# Data records for software interfaces
- - - - -

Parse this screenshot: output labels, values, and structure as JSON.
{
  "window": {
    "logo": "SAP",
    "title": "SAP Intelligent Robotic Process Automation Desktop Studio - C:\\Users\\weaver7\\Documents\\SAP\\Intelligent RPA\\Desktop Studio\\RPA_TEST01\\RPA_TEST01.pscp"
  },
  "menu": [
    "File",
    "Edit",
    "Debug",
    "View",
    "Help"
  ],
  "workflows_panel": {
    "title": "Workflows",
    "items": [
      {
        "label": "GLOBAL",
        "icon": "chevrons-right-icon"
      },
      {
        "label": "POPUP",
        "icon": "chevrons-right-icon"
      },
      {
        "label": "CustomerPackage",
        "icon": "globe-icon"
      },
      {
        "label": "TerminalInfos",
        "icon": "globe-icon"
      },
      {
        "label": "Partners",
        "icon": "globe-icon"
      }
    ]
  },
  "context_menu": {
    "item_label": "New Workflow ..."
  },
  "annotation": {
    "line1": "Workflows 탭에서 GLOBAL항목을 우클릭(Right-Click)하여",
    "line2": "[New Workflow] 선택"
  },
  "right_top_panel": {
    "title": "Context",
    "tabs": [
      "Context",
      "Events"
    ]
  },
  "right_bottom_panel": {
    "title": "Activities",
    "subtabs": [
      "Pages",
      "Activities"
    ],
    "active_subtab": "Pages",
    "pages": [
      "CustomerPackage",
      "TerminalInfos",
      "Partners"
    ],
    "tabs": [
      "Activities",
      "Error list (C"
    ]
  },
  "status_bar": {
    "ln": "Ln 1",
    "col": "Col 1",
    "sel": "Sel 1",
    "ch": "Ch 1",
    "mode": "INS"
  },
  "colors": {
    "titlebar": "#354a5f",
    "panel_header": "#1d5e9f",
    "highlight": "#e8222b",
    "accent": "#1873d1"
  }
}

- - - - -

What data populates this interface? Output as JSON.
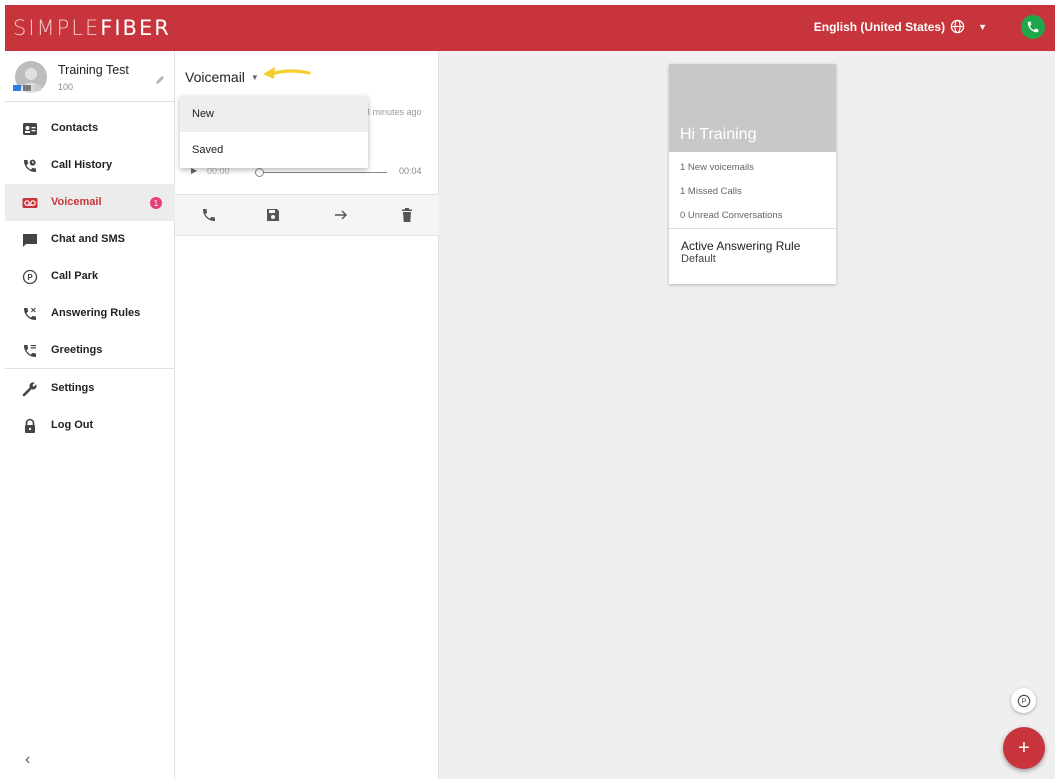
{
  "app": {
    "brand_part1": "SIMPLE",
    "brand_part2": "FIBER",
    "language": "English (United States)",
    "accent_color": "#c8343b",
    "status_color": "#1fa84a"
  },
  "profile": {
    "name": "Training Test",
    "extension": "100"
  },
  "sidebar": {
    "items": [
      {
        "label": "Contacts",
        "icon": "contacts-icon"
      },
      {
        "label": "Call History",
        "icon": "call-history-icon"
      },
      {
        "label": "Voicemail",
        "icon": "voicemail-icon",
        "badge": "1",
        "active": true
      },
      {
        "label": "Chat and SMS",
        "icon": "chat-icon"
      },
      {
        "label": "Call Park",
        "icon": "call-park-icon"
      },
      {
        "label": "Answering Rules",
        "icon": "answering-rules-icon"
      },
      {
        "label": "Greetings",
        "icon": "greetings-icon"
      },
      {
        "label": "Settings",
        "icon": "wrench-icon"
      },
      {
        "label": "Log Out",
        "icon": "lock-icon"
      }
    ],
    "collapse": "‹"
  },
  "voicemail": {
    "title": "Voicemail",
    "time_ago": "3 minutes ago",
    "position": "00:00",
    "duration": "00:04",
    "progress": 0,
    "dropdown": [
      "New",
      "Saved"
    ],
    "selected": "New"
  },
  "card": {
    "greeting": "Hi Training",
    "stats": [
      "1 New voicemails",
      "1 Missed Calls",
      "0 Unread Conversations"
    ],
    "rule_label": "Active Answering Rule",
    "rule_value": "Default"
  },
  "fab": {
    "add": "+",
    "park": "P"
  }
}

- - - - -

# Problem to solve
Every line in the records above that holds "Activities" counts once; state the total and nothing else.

# The completed task
3